Similarly, the National Bus Strategy raised the question of duties for local authorities to assess “socially necessary” services and the extent to which authorities are then required to secure the provision of those services (NBS, p47).  ALBUM believes that it should be a duty of local authorities to secure the services that they believe are necessary.  For this to be an effective policy, the DfT will have to develop a framework to assess need and to judge how the services being provided match that need.


Recent Government funding for local authority projects has often been targeted on areas with elected mayors; large parts of the country do not have these structures.  ALBUM believes that money should follow need.  Speaking in March 2022, the Secretary of State for Levelling Up, Housing and Communities, Michael Gove, said that his Department’s funding would not be limited to areas with elected mayors, naming projects in Cornwall and County Durham.  ALBUM believes that this should also apply to transport funding, as the needs of communities in rural areas and market towns, where many ALBUM members are active, are as real for those communities as they are for those in more highly-populated areas.  ALBUM recognises that the success of cities in community cohesion, economic development and decarbonisation is critical for the country as a whole but also believes that communities outside those areas should not be disadvantaged.

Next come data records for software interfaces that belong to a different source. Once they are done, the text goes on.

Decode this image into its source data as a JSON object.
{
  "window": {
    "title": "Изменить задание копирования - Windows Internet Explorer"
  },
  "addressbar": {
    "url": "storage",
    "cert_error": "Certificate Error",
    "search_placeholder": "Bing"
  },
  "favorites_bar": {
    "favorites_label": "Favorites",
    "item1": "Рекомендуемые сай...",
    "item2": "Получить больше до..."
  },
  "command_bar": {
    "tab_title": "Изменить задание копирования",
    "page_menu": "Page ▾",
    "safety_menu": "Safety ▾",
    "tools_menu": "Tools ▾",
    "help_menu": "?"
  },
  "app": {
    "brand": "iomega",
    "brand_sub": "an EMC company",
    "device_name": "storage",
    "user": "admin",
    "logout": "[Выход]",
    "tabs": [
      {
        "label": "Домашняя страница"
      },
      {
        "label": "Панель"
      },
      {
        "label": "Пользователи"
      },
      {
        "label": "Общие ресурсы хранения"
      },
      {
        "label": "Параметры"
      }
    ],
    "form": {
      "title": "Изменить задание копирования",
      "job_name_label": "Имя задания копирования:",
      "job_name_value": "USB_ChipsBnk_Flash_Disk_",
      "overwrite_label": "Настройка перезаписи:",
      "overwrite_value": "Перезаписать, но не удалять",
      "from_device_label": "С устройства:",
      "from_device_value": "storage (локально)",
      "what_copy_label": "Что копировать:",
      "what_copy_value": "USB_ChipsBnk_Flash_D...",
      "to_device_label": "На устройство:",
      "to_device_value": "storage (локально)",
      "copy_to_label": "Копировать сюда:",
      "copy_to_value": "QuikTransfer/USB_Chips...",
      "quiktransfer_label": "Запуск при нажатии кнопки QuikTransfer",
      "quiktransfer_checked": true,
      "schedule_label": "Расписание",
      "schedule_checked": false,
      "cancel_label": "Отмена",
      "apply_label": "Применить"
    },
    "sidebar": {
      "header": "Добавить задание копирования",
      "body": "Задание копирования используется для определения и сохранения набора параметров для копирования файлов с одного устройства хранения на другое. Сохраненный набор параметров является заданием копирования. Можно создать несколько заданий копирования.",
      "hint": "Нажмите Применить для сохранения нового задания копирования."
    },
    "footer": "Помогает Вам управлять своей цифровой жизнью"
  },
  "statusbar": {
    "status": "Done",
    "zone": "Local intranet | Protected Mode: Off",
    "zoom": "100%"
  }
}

  1. Promoting travel by bus

The National Bus Strategy proposed (p.30) heavy promotion and marketing to familiarise non-users with their local buses [and] to demystify the service for non-users”.  The Covid pandemic has added a further challenge with the need now to remove the “avoid buses” health message and move towards a theme based on “using buses is good for your community, your health and the environment”.  ALBUM believes that bus operators would be strong local partners in a national, government-led campaign to change attitudes: as with many of the issues reviewed in this submission, this cannot be a “quick fix”.  We need to have a clearly articulated, simple message, delivered consistently over many election cycles so that the value of public transport and the steps that are being taken to improve the quality and availability of services is understood by users, non-users and – crucially – voters; without this, we are at the risk of populist “let’s take out the bus lanes” campaigning becoming more common.


  1. Decarbonisation of transport

Many ALBUM Members are involved in projects to develop low- and zero-carbon emission operations; the support from Government schemes that promote the development of innovative solutions is welcomed.  It is, however, not the main challenge.


ALBUM believes that the central focus of any policy aimed at improving the environmental performance of transport should promote modal shift from the use of the private car to transport by train, tram and bus.  This requires a complex mix of measures that includes the availability of frequent, reliable, predictable and affordable public transport services with infrastructure that supports high quality for users and with access to reliable and simple information about mobility options.  As the National Bus Strategy proposes, we see making the bus the “transport of choice” (NBS, p9) as the key aim.  The bus operating industry is well-advanced in exploiting options such as electric and hydrogen vehicles, whose use will increase as technology progresses and costs fall.  Nevertheless, modal shift is the prize: more difficult to achieve but far more effective.


  1. Conclusion

ALBUM welcomes the opportunity to submit evidence to the Committee and would be happy to explain or develop further the points outlined here. 


March 2022